- Averted in Frasier: after seven years of Will They or Won't They?, Niles and Daphne finally got together in the season 7 finale. However, in the beginning of season 8 it looked like the writers were gonna use various plot elements (mainly Niles' ex-wife Maris) to stop them from actually being together. Thankfully, though, these issues were resolved in a handful of episodes, and the writers managed to integrate Niles' and Daphne's relationship into the series for its final four seasons.
- On Boy Meets World, Cory and Topanga have three major breakup arcs after they first officially get together at the start of season three, and two of those arcs happen after their relationship was retconned into being life-long true love.
- Many video games fall into this trap, as sequels use the same characters and same plot but with new maps. Most are protected by the Rule of Fun (see Super Mario Brothers.) But when they aren't good enough the repetitive plot sticks out like a sore thumb.
- The Warcraft series (and especially World of Warcraft) is slowly starting to suffer from a case of this when it comes to the relations of the Alliance and the Horde. They're at war? Not anymore. Oh wait, now they're fighting again... And here comes the next excuse for them to ally with each other!
- Another possibility is the Orcs' placement on the Sliding Scale of Idealism Versus Cynicism: Ever since they pulled a huge Heel Face Turn in Warcraft III, they've kind of fluctuated between being brutal barbarians fighting for a good cause and a race of Noble Savages.
- The Forsaken are also playing hopscotch at the line between Tragic Monsters and Complete Monsters. If one of them pets a dog, someone else is bound to poison it afterwards.
- The Land Before Time: Just how many times does Petrie have to overcome his fear of heights?

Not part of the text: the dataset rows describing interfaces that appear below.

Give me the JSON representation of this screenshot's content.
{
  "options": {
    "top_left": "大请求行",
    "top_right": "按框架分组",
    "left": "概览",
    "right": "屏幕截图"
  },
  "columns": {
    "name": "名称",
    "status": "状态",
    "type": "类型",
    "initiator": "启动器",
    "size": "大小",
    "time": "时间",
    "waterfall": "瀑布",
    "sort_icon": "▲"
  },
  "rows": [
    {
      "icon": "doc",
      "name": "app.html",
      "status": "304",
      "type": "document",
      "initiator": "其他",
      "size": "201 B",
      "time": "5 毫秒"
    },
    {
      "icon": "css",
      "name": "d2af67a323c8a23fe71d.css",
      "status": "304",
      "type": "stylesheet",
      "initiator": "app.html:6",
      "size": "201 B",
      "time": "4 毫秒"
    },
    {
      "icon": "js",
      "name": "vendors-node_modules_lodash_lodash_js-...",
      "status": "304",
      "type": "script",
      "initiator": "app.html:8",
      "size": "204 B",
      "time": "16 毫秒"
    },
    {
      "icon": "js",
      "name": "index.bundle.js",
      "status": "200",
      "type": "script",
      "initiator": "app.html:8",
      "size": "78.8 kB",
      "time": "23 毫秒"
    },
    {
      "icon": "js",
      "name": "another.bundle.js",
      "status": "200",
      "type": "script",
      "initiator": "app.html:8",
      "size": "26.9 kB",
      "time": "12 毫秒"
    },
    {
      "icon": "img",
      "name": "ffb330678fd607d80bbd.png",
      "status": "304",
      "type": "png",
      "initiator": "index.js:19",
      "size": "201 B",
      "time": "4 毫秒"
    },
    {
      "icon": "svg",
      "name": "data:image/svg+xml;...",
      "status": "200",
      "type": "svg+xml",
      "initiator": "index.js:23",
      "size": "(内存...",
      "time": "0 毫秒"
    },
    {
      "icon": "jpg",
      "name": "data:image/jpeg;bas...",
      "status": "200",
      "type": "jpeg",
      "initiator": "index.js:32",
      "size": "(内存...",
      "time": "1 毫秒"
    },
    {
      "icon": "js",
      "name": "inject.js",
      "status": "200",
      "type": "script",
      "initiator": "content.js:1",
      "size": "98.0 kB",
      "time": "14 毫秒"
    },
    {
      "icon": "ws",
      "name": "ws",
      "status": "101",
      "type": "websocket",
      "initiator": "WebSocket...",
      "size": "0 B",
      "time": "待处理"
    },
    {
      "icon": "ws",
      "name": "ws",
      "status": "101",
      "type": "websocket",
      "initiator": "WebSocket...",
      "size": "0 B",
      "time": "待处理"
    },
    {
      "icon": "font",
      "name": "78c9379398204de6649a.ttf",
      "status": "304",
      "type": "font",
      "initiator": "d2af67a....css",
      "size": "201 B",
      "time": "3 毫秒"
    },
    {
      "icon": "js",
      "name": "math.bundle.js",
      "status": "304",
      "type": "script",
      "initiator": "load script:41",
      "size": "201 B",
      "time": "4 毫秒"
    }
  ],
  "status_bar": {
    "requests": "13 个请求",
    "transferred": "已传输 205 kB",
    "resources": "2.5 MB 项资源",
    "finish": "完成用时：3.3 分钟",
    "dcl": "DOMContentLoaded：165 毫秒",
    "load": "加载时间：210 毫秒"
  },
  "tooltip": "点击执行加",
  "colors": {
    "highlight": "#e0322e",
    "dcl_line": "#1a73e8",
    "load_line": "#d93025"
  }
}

- King of the Hill in regards to Bobby being accepted by Hank despite his eccentricities. They would repeatedly find something to bond over, only for the next episode to have them again not seeing eye to eye.
- Total Drama Island and subsequent seasons are chock full of it, especially when it comes to character development, they're very Reset Button happy. Things that seem to get resolved as many times as the writers need them to include Heather's Defrosting Ice Queen progress, Gwen and Trent's relationship and later the Courtney-Duncan-Gwen love triangle (possibly resolved at the end of "World Tour" but unclear), Lindsay becoming less of a ditz, Bridgette and Geoff's relationship, Cody's unhealthy crush on Gwen, and constant fluctuations between disdain and respect for Sierra.